Work instruction: Across the records that follow, determine how many lines contain "фото" and give only the resulting number.

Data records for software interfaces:
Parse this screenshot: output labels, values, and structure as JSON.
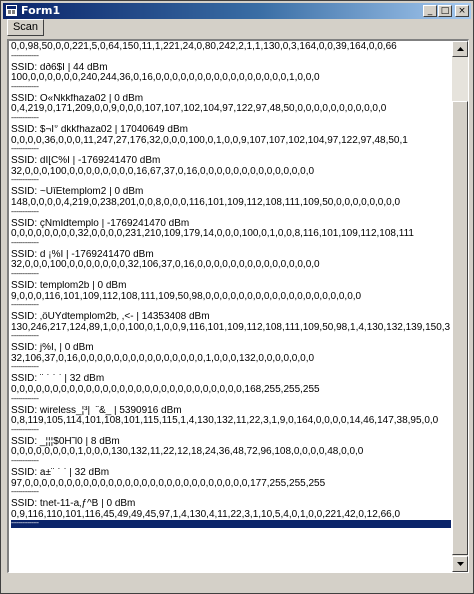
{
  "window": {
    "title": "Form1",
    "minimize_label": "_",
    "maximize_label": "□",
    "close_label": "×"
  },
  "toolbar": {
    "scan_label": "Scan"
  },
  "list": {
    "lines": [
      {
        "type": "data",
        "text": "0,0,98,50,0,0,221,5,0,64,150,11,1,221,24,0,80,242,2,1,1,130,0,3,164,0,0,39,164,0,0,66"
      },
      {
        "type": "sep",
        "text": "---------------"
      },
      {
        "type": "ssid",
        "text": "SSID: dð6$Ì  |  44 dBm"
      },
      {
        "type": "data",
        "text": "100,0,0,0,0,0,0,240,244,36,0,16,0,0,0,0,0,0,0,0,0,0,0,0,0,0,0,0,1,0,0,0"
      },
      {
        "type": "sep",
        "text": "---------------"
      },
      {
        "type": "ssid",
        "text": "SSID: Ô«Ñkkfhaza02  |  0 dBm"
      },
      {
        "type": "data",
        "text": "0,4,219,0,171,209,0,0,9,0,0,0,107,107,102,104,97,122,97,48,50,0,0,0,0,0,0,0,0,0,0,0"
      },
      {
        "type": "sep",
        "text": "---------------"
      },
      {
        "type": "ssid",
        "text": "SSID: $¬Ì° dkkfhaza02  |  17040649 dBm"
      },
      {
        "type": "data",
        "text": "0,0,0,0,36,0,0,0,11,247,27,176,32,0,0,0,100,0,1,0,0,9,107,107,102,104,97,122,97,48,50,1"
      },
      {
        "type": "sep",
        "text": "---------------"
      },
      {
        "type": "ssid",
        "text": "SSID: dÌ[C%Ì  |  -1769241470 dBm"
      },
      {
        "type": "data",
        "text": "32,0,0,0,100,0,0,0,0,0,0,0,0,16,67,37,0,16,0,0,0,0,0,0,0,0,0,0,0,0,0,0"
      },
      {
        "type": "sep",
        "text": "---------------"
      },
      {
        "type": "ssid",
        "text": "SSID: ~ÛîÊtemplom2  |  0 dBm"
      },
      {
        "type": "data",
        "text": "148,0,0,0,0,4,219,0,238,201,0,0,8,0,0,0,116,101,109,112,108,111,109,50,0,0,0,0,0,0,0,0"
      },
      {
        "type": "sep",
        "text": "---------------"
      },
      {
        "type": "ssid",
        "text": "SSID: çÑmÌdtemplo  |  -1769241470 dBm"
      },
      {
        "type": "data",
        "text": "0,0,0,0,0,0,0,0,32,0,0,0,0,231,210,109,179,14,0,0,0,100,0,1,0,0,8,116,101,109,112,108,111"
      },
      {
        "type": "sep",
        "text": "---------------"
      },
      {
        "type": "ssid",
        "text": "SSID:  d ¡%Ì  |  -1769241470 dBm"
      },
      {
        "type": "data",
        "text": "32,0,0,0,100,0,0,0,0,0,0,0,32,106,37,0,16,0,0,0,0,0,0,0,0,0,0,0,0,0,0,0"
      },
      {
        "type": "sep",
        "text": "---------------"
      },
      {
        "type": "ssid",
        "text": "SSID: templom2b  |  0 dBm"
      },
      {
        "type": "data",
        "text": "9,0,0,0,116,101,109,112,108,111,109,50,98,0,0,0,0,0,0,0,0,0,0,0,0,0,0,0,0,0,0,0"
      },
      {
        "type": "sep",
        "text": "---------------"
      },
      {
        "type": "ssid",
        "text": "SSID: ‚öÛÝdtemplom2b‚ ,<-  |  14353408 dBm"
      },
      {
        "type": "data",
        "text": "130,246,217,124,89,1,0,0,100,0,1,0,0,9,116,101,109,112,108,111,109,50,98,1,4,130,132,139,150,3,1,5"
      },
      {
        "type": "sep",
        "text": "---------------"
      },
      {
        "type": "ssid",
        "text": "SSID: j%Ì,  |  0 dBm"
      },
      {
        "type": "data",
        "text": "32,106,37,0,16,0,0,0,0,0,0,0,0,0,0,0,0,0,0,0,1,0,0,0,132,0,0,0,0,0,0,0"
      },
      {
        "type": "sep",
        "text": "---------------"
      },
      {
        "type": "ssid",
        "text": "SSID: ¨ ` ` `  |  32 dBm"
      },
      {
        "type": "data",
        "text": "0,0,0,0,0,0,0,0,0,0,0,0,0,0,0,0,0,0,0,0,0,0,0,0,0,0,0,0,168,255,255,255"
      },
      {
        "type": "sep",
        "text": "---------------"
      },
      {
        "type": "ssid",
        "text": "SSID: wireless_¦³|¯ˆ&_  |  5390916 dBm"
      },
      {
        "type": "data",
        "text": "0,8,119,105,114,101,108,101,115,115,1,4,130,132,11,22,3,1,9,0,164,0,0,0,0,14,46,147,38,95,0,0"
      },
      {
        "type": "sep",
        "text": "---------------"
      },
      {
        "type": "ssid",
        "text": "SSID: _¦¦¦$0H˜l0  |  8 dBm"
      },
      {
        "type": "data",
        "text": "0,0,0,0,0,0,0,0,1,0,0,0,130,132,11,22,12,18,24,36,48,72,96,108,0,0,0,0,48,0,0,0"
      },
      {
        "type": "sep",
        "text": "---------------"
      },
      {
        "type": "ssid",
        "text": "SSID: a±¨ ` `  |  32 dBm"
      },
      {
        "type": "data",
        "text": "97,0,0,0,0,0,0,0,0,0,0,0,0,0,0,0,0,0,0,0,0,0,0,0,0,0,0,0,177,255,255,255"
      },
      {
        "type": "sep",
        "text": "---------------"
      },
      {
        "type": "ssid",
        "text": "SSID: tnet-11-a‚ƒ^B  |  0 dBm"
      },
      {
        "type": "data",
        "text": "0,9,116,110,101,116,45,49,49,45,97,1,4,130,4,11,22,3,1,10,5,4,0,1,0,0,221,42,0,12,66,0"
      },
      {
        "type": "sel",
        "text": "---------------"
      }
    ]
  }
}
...
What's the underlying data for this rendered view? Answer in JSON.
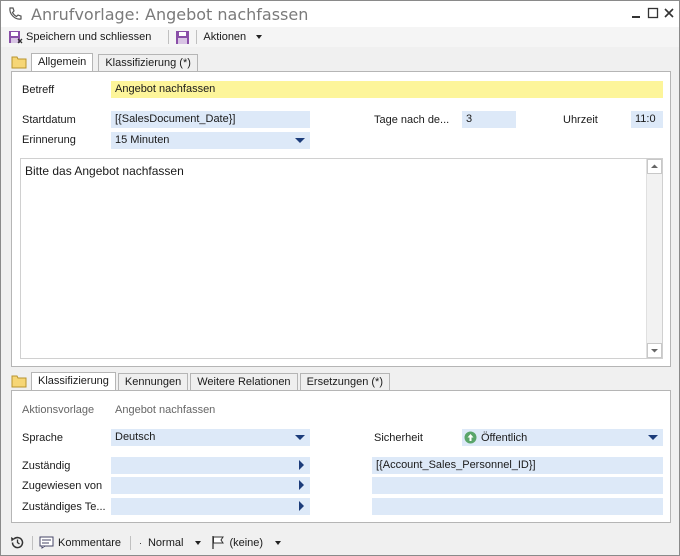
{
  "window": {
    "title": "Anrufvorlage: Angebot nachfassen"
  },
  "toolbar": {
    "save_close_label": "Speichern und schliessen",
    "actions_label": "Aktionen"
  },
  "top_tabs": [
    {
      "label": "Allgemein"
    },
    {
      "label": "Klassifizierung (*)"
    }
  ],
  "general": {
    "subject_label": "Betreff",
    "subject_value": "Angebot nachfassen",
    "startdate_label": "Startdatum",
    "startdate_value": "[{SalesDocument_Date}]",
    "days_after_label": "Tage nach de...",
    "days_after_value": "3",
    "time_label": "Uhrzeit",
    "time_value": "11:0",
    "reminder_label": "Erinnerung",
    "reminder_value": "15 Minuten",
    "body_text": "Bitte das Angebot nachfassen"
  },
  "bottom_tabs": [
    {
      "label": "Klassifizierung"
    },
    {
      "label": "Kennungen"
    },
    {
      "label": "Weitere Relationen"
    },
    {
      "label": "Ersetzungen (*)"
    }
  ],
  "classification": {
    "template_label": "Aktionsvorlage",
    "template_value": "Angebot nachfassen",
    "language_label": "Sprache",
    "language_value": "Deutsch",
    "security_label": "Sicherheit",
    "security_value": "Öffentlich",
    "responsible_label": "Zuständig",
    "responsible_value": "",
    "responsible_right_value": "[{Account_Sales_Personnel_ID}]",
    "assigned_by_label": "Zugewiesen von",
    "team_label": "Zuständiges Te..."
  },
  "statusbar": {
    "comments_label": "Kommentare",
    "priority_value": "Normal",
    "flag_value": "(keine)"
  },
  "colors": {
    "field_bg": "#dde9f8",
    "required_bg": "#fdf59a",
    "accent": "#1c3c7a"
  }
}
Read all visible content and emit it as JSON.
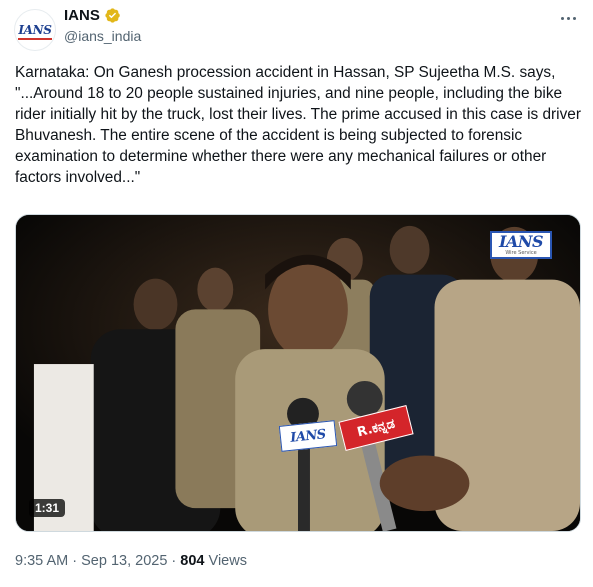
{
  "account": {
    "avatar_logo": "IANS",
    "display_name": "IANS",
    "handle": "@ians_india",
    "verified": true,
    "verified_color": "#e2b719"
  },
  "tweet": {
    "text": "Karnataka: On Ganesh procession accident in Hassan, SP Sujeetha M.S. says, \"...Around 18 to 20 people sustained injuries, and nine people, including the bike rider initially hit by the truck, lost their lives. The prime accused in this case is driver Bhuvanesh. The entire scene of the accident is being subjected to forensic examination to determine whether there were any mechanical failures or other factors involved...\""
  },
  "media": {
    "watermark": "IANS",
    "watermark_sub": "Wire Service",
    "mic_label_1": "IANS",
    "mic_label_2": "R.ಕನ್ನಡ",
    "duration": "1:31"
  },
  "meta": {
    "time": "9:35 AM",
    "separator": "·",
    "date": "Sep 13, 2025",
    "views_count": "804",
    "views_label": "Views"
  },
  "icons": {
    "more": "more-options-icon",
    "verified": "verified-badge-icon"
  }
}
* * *
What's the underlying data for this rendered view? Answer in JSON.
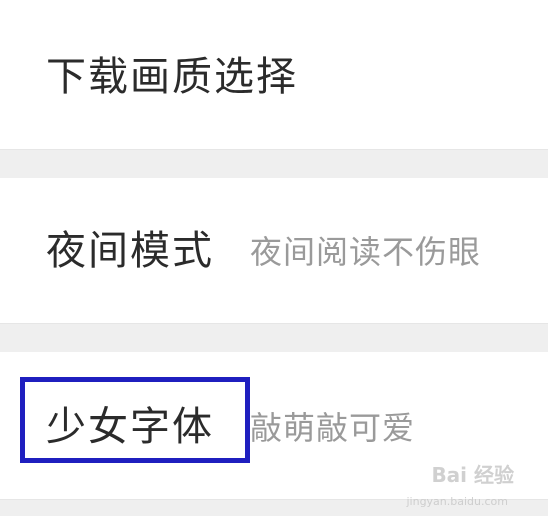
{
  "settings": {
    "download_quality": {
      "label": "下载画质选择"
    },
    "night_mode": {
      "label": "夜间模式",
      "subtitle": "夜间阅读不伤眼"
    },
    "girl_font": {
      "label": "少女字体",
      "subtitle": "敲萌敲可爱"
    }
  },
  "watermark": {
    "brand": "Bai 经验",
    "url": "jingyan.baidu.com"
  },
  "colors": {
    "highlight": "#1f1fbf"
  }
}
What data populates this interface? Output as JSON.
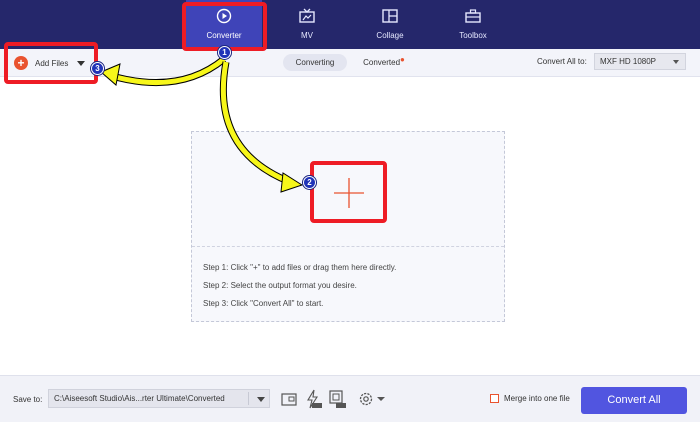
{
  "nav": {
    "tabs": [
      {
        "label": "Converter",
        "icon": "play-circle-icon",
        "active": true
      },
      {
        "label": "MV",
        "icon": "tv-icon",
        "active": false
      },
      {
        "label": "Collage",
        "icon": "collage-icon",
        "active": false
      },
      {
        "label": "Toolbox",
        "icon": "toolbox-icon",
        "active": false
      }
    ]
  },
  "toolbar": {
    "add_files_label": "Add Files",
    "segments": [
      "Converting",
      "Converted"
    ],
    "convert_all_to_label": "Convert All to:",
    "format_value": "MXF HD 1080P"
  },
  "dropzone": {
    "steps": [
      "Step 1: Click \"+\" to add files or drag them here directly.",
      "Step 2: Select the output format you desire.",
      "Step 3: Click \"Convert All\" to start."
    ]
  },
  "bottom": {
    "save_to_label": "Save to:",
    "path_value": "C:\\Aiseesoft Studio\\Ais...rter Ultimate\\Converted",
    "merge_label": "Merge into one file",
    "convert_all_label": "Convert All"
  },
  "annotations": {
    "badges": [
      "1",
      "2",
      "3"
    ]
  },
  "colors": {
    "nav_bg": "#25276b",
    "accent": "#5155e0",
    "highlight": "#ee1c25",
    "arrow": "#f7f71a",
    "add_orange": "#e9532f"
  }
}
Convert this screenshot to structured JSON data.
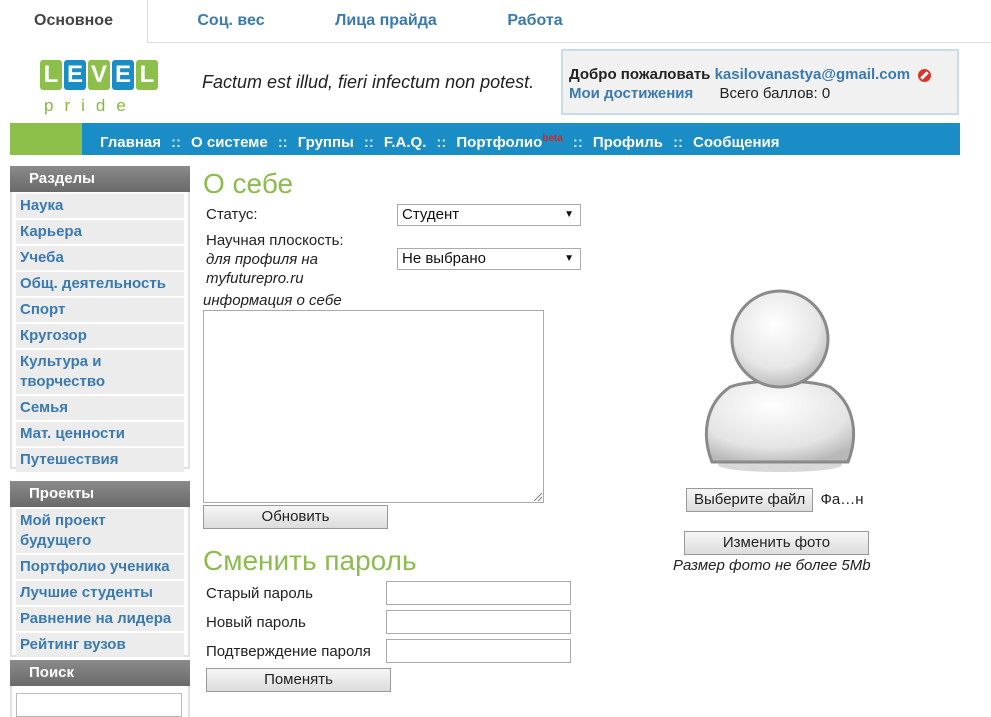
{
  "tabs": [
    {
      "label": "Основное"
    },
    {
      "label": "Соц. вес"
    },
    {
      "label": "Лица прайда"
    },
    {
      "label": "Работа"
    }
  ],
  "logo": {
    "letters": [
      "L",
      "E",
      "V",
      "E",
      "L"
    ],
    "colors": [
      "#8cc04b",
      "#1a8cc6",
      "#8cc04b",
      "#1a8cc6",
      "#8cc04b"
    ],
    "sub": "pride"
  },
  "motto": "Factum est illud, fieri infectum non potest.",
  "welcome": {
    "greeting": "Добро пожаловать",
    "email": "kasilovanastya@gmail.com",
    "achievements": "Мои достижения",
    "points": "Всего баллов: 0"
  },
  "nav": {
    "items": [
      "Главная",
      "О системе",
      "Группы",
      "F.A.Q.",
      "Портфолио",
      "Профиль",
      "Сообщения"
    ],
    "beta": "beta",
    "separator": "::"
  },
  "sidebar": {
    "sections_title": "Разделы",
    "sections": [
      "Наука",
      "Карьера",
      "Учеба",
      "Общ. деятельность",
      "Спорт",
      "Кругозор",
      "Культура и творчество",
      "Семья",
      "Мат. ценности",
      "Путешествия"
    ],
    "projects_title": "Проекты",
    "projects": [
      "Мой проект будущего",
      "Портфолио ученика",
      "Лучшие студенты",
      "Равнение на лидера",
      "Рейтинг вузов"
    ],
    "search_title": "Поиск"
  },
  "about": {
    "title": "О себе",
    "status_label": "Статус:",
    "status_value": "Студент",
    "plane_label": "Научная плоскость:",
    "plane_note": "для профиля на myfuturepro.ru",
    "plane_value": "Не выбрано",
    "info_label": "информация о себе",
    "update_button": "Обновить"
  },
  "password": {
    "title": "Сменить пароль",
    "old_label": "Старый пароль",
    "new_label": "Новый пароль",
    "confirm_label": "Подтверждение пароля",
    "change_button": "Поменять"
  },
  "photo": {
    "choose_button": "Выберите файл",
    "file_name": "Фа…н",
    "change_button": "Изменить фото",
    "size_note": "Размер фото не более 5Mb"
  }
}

Solution to the exercise: 2